Elizabeth Weise and Liz Szabo, USA TODAY
There's a belief, popular in the current flu outbreak, that getting vaccinated can actually give you the flu, and many people use it as a reason to avoid the shot. A survey by CVS Pharmacy last year found that about 35% of consumers think it's true.
Doctors say it's impossible.
While some people get sick after being vaccinated, it's not from the vaccine, doctors say. The most common side effect is a sore arm from the shot.
Vaccines in flu shots use killed viruses, also called inactivated vaccines.
A virus is "heated to 149 degrees for about 30 minutes, which destroys its ability to reproduce," says Charles Chiu, a professor of infectious disease at the University of California-San Francisco. The killed virus is then tested on volunteers to ensure that the process worked.
Enough of the proteins on the virus' shell are left intact to trigger an immune response. The body recognizes the proteins as a danger and produces white blood cells to attack any matching flu virus, but those proteins aren't enough for the virus to reproduce and infect a person who's been vaccinated.
Some people develop mild body aches, fatigue, muscle pain and a low fever, "but it's very rare and it's not due to flu. It's the body's immune response" kicking in, Chiu says. The symptoms are "very mild and typically go away in a day or so."
Another type of vaccine, called attenuated or live virus vaccine, is made from highly weakened virus. The FluMist nasal spray vaccine, popular for children, contains such a weakened viruses.
"These viruses are grown so that they're cold-adapted, meaning they can cause infection only at the cooler temperatures found in the nose," Chiu says. "They can't survive in the rest of the body.
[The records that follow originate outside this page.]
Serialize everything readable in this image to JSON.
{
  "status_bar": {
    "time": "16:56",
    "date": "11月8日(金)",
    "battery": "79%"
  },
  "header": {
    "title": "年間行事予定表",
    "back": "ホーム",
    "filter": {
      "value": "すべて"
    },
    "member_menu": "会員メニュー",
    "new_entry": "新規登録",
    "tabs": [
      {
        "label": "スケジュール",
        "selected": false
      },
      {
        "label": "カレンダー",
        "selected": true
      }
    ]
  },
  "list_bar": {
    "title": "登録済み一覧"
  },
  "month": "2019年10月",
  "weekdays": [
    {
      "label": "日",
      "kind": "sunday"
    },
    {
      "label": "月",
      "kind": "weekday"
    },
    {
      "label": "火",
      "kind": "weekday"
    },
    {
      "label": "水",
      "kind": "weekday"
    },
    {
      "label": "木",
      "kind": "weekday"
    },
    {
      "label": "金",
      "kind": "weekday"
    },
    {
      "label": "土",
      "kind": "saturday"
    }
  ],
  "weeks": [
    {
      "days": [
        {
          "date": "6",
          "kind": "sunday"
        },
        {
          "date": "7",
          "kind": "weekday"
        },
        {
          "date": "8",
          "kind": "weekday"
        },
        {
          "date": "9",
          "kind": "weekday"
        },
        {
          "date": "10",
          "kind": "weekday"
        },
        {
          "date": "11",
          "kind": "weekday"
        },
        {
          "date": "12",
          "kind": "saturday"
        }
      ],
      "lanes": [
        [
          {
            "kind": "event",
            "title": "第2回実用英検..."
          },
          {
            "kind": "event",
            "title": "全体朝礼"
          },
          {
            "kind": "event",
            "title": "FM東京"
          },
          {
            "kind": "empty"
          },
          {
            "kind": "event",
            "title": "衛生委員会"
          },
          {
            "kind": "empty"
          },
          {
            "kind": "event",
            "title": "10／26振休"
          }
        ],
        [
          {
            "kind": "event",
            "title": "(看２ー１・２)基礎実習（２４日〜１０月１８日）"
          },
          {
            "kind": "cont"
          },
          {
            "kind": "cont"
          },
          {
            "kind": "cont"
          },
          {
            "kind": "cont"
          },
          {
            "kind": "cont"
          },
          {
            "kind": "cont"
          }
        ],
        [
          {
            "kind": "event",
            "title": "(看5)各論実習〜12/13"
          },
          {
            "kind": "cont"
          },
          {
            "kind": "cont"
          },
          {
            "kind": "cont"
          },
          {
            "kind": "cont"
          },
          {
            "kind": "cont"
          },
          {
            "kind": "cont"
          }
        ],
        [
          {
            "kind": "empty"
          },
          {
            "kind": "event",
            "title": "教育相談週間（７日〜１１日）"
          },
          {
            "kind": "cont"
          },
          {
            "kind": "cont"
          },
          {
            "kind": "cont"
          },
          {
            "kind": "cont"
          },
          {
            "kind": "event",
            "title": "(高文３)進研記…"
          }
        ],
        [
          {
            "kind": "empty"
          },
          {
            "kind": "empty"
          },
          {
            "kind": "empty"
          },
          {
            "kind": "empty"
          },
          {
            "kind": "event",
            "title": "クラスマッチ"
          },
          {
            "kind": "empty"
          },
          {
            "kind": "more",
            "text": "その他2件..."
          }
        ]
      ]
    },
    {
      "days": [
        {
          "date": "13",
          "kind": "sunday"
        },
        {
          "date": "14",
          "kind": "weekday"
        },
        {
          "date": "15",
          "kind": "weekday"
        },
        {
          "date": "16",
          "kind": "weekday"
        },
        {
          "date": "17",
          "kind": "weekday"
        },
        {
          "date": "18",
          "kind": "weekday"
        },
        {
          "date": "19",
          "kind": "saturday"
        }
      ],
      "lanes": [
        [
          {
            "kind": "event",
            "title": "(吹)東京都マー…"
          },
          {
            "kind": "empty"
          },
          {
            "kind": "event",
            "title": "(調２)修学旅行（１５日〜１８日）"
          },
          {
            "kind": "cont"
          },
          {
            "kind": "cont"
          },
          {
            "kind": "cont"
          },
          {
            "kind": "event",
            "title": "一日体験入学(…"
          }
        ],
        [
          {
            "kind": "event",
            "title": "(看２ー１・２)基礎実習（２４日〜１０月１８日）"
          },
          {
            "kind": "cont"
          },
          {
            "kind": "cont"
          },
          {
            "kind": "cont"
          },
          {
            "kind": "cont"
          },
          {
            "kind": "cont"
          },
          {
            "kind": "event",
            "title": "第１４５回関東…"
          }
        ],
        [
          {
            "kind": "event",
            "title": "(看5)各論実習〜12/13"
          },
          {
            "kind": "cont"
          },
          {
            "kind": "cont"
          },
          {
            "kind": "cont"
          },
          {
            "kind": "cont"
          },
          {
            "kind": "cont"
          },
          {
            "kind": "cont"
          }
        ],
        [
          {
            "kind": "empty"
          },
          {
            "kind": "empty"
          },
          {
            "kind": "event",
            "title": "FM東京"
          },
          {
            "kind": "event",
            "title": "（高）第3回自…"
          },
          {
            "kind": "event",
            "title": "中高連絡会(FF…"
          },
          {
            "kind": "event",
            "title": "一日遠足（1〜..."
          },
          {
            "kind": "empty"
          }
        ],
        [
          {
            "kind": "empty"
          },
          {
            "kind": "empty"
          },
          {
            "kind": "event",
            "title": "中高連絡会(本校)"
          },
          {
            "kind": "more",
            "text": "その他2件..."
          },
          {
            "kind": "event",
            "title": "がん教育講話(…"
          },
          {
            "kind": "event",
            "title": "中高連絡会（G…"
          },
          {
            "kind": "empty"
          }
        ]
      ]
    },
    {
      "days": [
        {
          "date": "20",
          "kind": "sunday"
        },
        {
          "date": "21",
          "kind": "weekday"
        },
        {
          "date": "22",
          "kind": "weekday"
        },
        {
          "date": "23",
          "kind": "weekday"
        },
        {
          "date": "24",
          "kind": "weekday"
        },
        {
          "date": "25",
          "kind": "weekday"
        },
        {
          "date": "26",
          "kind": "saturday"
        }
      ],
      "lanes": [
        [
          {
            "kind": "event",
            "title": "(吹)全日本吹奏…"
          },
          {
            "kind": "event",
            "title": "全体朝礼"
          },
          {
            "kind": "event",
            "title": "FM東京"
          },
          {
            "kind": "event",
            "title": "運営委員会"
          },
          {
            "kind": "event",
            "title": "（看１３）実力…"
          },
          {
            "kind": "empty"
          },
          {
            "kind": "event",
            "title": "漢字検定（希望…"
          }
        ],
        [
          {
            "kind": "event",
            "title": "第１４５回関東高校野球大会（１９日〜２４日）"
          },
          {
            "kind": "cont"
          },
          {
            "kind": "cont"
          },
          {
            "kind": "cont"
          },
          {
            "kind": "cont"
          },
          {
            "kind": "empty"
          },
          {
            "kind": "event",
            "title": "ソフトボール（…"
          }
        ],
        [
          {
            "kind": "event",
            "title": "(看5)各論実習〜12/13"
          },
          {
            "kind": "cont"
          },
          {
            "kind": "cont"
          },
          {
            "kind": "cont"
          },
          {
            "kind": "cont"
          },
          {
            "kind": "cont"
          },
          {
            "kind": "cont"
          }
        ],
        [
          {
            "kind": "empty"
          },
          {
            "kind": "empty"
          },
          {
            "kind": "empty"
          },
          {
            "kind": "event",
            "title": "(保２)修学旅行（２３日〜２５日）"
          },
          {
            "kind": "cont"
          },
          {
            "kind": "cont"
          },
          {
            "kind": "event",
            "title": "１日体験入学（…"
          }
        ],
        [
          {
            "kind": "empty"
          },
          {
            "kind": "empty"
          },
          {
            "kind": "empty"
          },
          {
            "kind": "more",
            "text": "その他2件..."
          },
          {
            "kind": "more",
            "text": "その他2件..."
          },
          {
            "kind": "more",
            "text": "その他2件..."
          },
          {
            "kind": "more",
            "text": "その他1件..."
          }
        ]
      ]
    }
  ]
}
It's too hot."
The most common side effects of FluMist are sniffles or congestion, caused by the virus reproducing in the nose. That reproduction helps to stimulate the immune system to make antibodies against the virus. These symptoms "only last a day or two and then they disappear," said Chiu.
Chiu thinks people who believe the vaccine gave them the flu may never have had the real flu. If they had, he says, they'd know it's nothing mild and not the sort of thing that allows you to go to work with the sniffles.
"It knocks you out," he says. "It's a systemic illness that includes not only sneezing and coughing but very high fever and extreme muscle and body aches."
There are several reasons why people link getting a flu shot with getting sick. Most likely is that the person who got vaccinated came down with a different kind of respiratory virus, not the flu.
"There are hundreds of these that circulate each winter," says Alicia Fry, a medical epidemiologist in the influenza division at the Centers for Disease Control and Prevention in Atlanta. It's also possible that the immune system hadn't had time to fully arm itself against the flu after being vaccinated, a process that takes about 14 days.
Although the flu vaccine can't give you the flu, it is possible to get the flu after you've been vaccinated. This year's vaccine protects against three flu strains, H2N3, H1N1 and influenza B, and is a 90% match for the viruses circulating this winter. If you have the misfortune of being exposed to a different flu strain, the vaccine can't protect you, says Michael Jhung, a medical officer at the CDC.
In some cases, vaccine "failure" is not really the vaccine's fault, says Gregory Poland, a professor of infectious diseases at the Mayo Clinic in Minnesota who is an adviser to the CDC. Flu vaccines must be refrigerated according to exact specifications. If they freeze, or get too hot, they won't work properly, he says.
This year's flu vaccine is about 62% effective against the currently circulating strains, according to the CDC, which is in line with vaccine effectiveness for most years. The FluMist nasal vaccine is more protective, at least in children, says Michael Osterholm, director of the Center for Infectious Disease Research and Policy at the University of Minnesota. It protects 83% of children under 8.
Don't let the odds stop you from getting vaccinated, doctors say. Not getting vaccinated means you have 0% protection.
"Vaccination is the single most important step you can take to protect yourself," Tom Frieden, director of the CDC, said last week as flu cases surged. "If you've gotten the flu vaccine, you're 62% less likely to need to go to the doctor to get treated for the flu."